Fiddler on the Roof is a classic show, and no one does comfort-food classic theater like the Chanhassen Dinner Theater. It's been decades since Fiddler appeared at Chanhassen, and fans of the show (or anyone looking for an easily enjoyable night out from the winter cold) should check it out. You can find more information about the show and purchasing tickets at this link.

*All photos courtesy of Chanhassen Dinner theater/c Michal Daniel, 2013

Wednesday, October 16, 2013

A Bloody Good Time

Carrie The Musical shows a softer side of the classic horror tale

Like a phoenix rising from the ashes, Stephen King’s first hit Carrie has finally returned to the world of musical theater. Though the original adaptation is still considered one of the most expensive and most spectacular Broadway flops (ever), the re-worked version is being staged now at the New Century Theater, just in time for Halloween.

Carrie White is a late blooming teenager in her senior year of high school. Between being bullied at school and dominated by her overbearing mother at home, Carrie is set for a life of suffering and pain, until she discovers she can move things with her mind. Things seem to be looking up until Carrie’s schoolmates play a terrible prank on her – and Carrie’s telekinesis becomes her final, bloody weapon against her tormentors.

The benefits of putting such a story into musical form are debatable, and the results are mixed. Carrie opens with a strong ensemble performance of “In,” setting the audience up with high hopes. But the immediate follow-up, “Carrie,” is so full of awkward key and tempo changes that it’s hard to pick up the momentum.

Standout musical performances definitely include duets between Carrie and Margaret (her mother), such as “Evening Prayers” and “Stay Here Instead.” And the choreography in “The Destruction” is engaging, with all cast members somehow writhing, rolling, and slamming around in perfect time without looking at each other at all.

As Carrie, Jill Iverson shows a remarkably fluid range as Carrie. Her voice slithers between scenes, hitting high and low octaves with the full angst of a vengeful, bitter teenager. She manages to inspire empathy and pride as she takes her path of revenge, and it’s an enjoyable performance.

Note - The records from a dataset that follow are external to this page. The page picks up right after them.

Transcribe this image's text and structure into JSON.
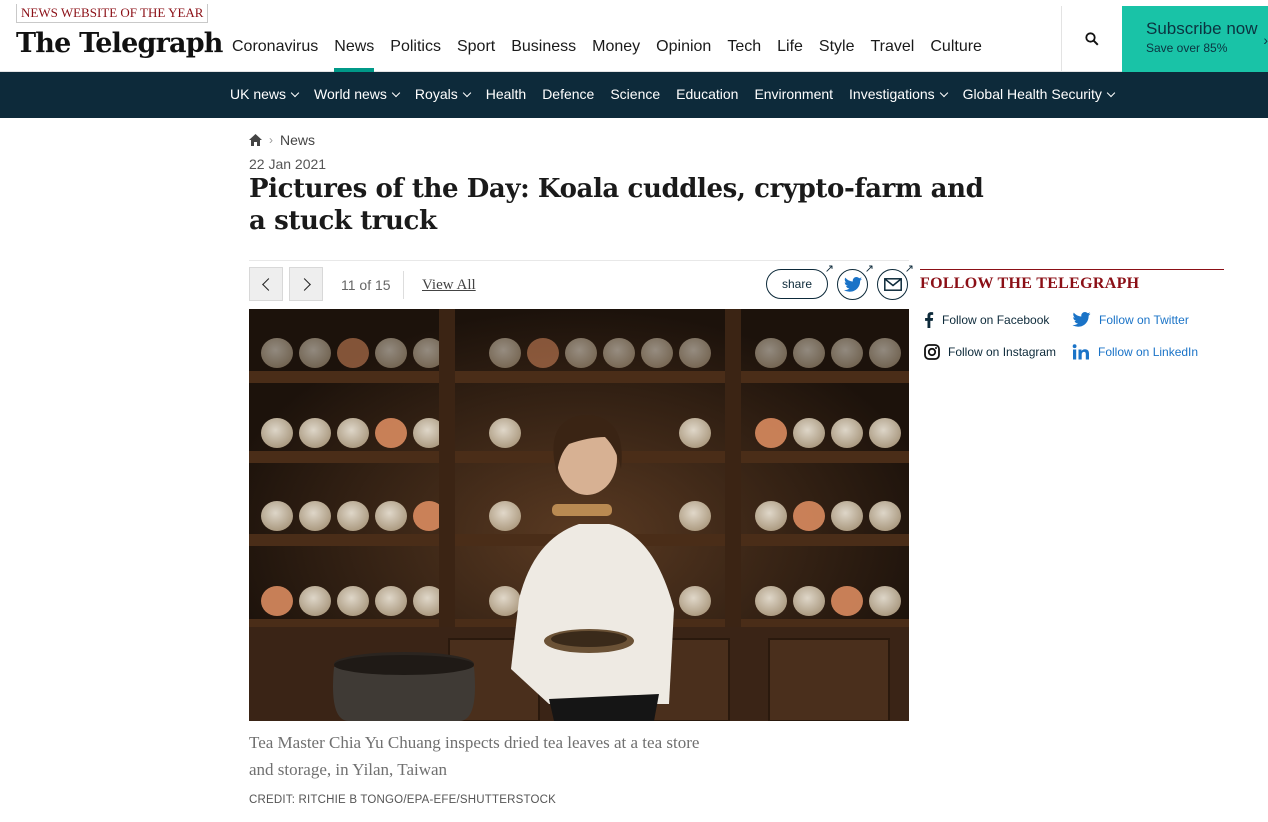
{
  "header": {
    "award": "NEWS WEBSITE OF THE YEAR",
    "logo": "The Telegraph",
    "nav": [
      "Coronavirus",
      "News",
      "Politics",
      "Sport",
      "Business",
      "Money",
      "Opinion",
      "Tech",
      "Life",
      "Style",
      "Travel",
      "Culture"
    ],
    "active_nav": "News",
    "subscribe": {
      "title": "Subscribe now",
      "subtitle": "Save over 85%"
    }
  },
  "subnav": [
    {
      "label": "UK news",
      "dropdown": true
    },
    {
      "label": "World news",
      "dropdown": true
    },
    {
      "label": "Royals",
      "dropdown": true
    },
    {
      "label": "Health",
      "dropdown": false
    },
    {
      "label": "Defence",
      "dropdown": false
    },
    {
      "label": "Science",
      "dropdown": false
    },
    {
      "label": "Education",
      "dropdown": false
    },
    {
      "label": "Environment",
      "dropdown": false
    },
    {
      "label": "Investigations",
      "dropdown": true
    },
    {
      "label": "Global Health Security",
      "dropdown": true
    }
  ],
  "article": {
    "breadcrumb": "News",
    "date": "22 Jan 2021",
    "headline": "Pictures of the Day: Koala cuddles, crypto-farm and a stuck truck"
  },
  "gallery": {
    "counter": "11 of 15",
    "view_all": "View All",
    "share": "share",
    "caption": "Tea Master Chia Yu Chuang inspects dried tea leaves at a tea store and storage, in Yilan, Taiwan",
    "credit": "CREDIT: RITCHIE B TONGO/EPA-EFE/SHUTTERSTOCK"
  },
  "sidebar": {
    "title": "FOLLOW THE TELEGRAPH",
    "links": {
      "facebook": "Follow on Facebook",
      "twitter": "Follow on Twitter",
      "instagram": "Follow on Instagram",
      "linkedin": "Follow on LinkedIn"
    }
  },
  "colors": {
    "navy": "#0d2a3a",
    "teal": "#19c3a7",
    "accent_red": "#8b0f16",
    "link_blue": "#1a73c7"
  }
}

Philip C. Matthews is the perfect high school dreamboat as Tommy Ross; Natalie Schleusner has just the right repentant booze-on-Saturday-night-church-on-Sunday-morning pitch as his girlfriend/narrator Sue Snell. Their empathetic views toward Carrie White significantly soften the “scary” in this Carrie, but the show still manages to hit some creepy notes.

Carrie is an exercise in experimentation in just about every way. What happens when a young girl is pushed to the edge? When we give her supernatural abilities? Can a horror story work as a musical? Just like Carrie herself, it’s worth making a visit to the New Century Theater and giving it a chance.

Carrie runs through October 27 at the New Century Theater in the City Center. Click on this link to purchase tickets and learn more about the show